No, these aren't the latest internal polls from a presidential campaign. They're questions from the new CBS program Power of 10, an ingenious game show that requires contestants to predict how Americans responded on a variety of topics. (The answers, by the way, were 71, 29, and 29 percent, respectively.)
Though the format also allows for silly questions like "What percentage of Americans think professional wrestling matches are real?" Power of 10's real power is that it relies heavily on hot-button political issues. By asking the public how they feel about immigration, security measures, and the definition of marriage, it has the potential to tap into the Red State versus Blue State obsession that has gripped the nation for the last few years. It also offers viewers the chance to feel either outraged or comforted, depending on how closely America's point of view mirrors their own. If it can iron out its weighted-down format, that is.
Though host Drew Carey, one of Hollywood's few conservatives, brings a sense of wry humor to the show, his attempts to help contestants think through the questions go on too long. If CBS hopes to win the ratings game, the producers need to do away with the extended chatter, include more surveys, and set a more energizing pace. Especially considering, as far as network television goes, this is pretty heady stuff.
Conducted by the well-respected Rasmussen Report using nationally representative methods, the show's polls are at least as accurate as those being trumpeted by newspapers every day. For those interested in the demographics, the CBS website even breaks down the responses by gender, race, age group, and party affiliation.

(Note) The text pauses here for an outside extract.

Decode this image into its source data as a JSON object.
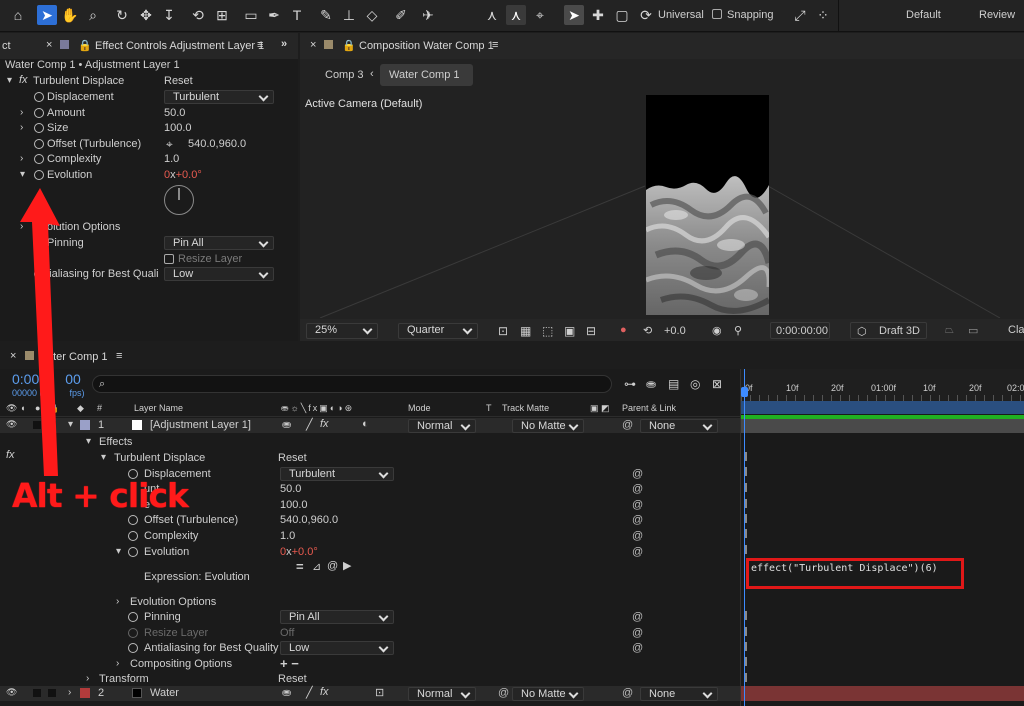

So while Power of 10 may or may not prove to be a winner with average Americans, it should be must-see TV for 2008's political contenders.